What is success without struggle? What is passion without perseverance? Cal Poly junior volleyball player Maia Dvoracek knows all too well what it takes to get from the bottom to the top.
"Find something that pisses you off and makes you want to work harder, and I think you can overcome a lot," Maia exclaimed.
She grew up in small-town Truckee, California, a place where volleyball is kind of an afterthought.
"My world was ski racing," Maia said. "My world wasn't volleyball for the longest time."
Maia began to realize that volleyball was her sport, and she decided to pursue it in college. But the road to a scholarship was a lot harder than her family imagined.
"We were clueless when it came to the whole recruiting process, and how it went," Maia explained. "You know, I couldn't get colleges to answer me back, and I couldn't get coaches to come look at me at tournaments and stuff like that."
Maia joined a club in Sacramento to try and get her name on the map, but she broke her leg one year, didn't make the top squad the next, and had to fight for playing time when she was 17.
"For the longest time, I felt like I worked hard and maybe deserved a little bit more than what I was getting. I think that just put a chip on my shoulder," Maia added.
All it took was one. One chance. One opportunity. One offer. And that's exactly what she got thanks to Jason Borchin.
"Everyone looks at stats and numbers, more of a who a kid is. I went to a practice, and within five minutes of being there, she's diving through chairs to try to play a ball," Borchin said.
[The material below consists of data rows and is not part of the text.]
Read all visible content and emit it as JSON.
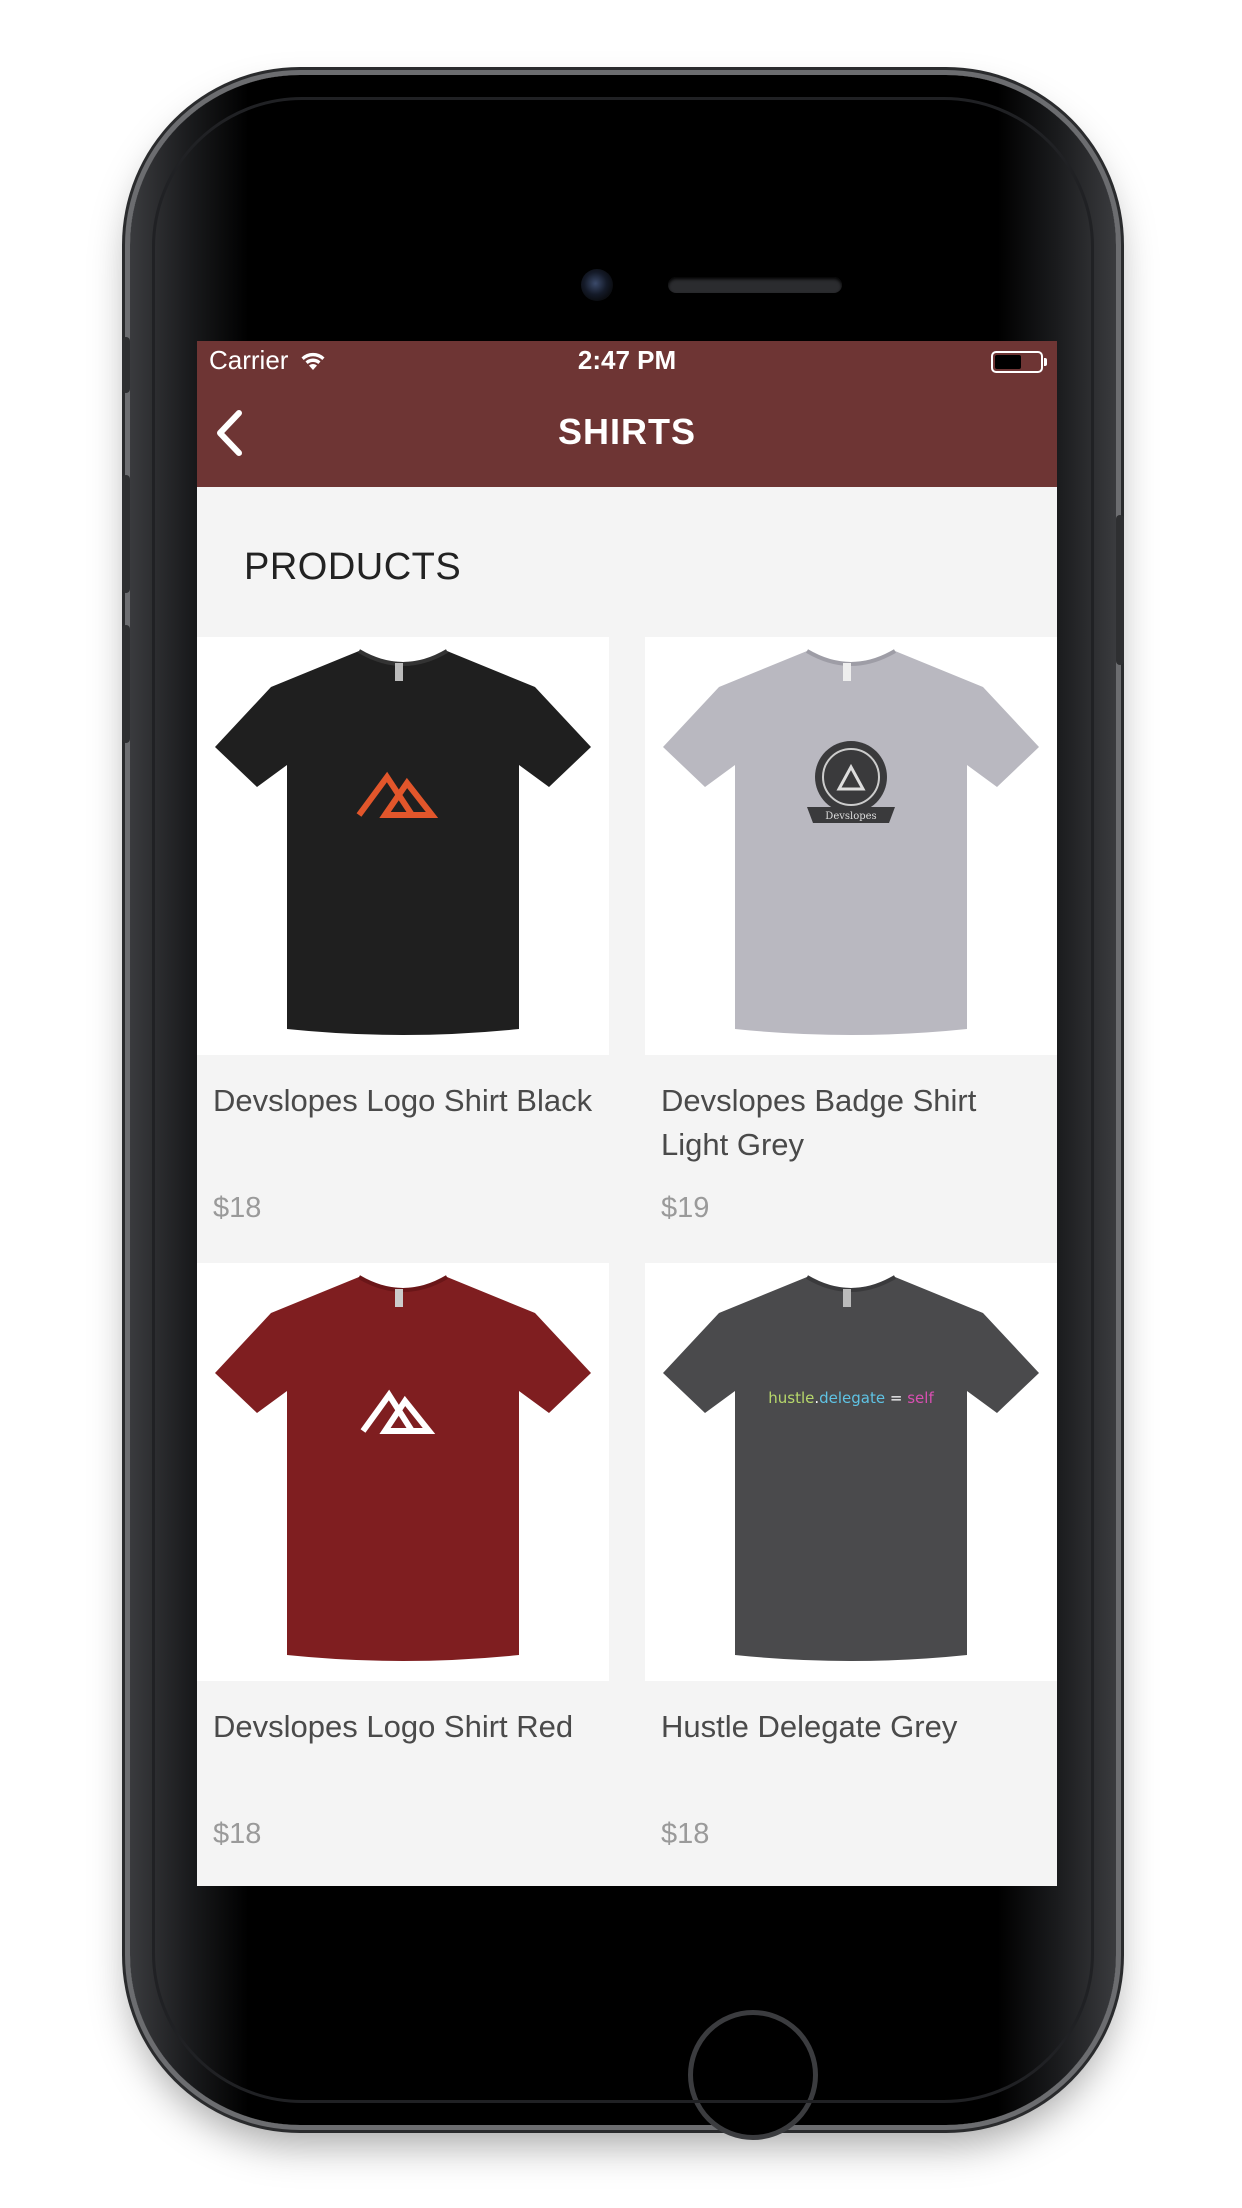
{
  "status_bar": {
    "carrier": "Carrier",
    "time": "2:47 PM",
    "battery_level": 0.6
  },
  "nav": {
    "title": "SHIRTS",
    "back_icon": "chevron-left-icon",
    "bar_color": "#6e3534"
  },
  "section": {
    "title": "PRODUCTS"
  },
  "products": [
    {
      "name": "Devslopes Logo Shirt Black",
      "price": "$18",
      "shirt_color": "#1f1f1f",
      "graphic": "orange-mountain-logo"
    },
    {
      "name": "Devslopes Badge Shirt Light Grey",
      "price": "$19",
      "shirt_color": "#b9b8c0",
      "graphic": "devslopes-badge",
      "graphic_text": "Devslopes"
    },
    {
      "name": "Devslopes Logo Shirt Red",
      "price": "$18",
      "shirt_color": "#7f1e20",
      "graphic": "white-mountain-logo"
    },
    {
      "name": "Hustle Delegate Grey",
      "price": "$18",
      "shirt_color": "#4a4a4c",
      "graphic": "hustle-delegate-text",
      "graphic_text": {
        "part1": "hustle",
        "dot": ".",
        "part2": "delegate",
        "eq": " = ",
        "part3": "self"
      }
    }
  ]
}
Borchin was an assistant coach at Sacramento State at the time. He immediately called his head coach. "I'm watching her and say, 'This is a kid who's going to help our gym. Who knows if she's ever going to play, but she's going to help our gym and make our program better.'"
Borchin ended up taking an assistant job at Cal Poly and convinced the staff to keep Maia's offer. Her decision was a no-brainer.
"To know that I had one person that really believed in me, and was heavily recruiting me, and really wanted me in their gym, I knew that this is where I need to be," Maia said of Borchin.
Maia sat for her first two seasons on a team that won back-to-back Big West Conference titles, and qualified for two-straight NCAA Tournaments.
"I think it was maybe one of the best things for her to sit, learn, watch, and grow as a player and person," Borchin added. "I think that's what made her so ready for this moment."
First year head coach Caroline Walters, who's been with the Mustangs for 11 seasons, could also see a star on the rise.
"For her to come in and have the outcome she has, it's just a testament to her daily work that she put in for the two and a half years before she got her time to shine," Walters said.
Maia rose to the occasion in her junior season and quickly turned from an unknown, to one of the best players in the country. She was second in the Big West in kills, first in the conference and top five in the nation in aces. And when it was all said and done, Maia earned one of college volleyball's greatest honors, AVAC Third Team All-American. She's the first Mustang to be named to an All-American team since 2010.
"We're really the lucky ones that we were able to identify her, and maybe not know what the potential was, but bring out that potential in her and have a wonderful season from her," Walters added.
"I'm just so happy for her and our program," Borchin said. "You know, she's just been a great fit all-around for us."
"To hear the words, 'you're an All-American' come out of Caroline's mouth, I don't even have any words for it right now," Maia said. "As much as it is a win for me, it's a win for every person that got me here."
Maia has one year left with the Cal Poly volleyball program, and as she continues to get ready for her senior season, she'll get the opportunity to try out for the USA National Team in the coming months.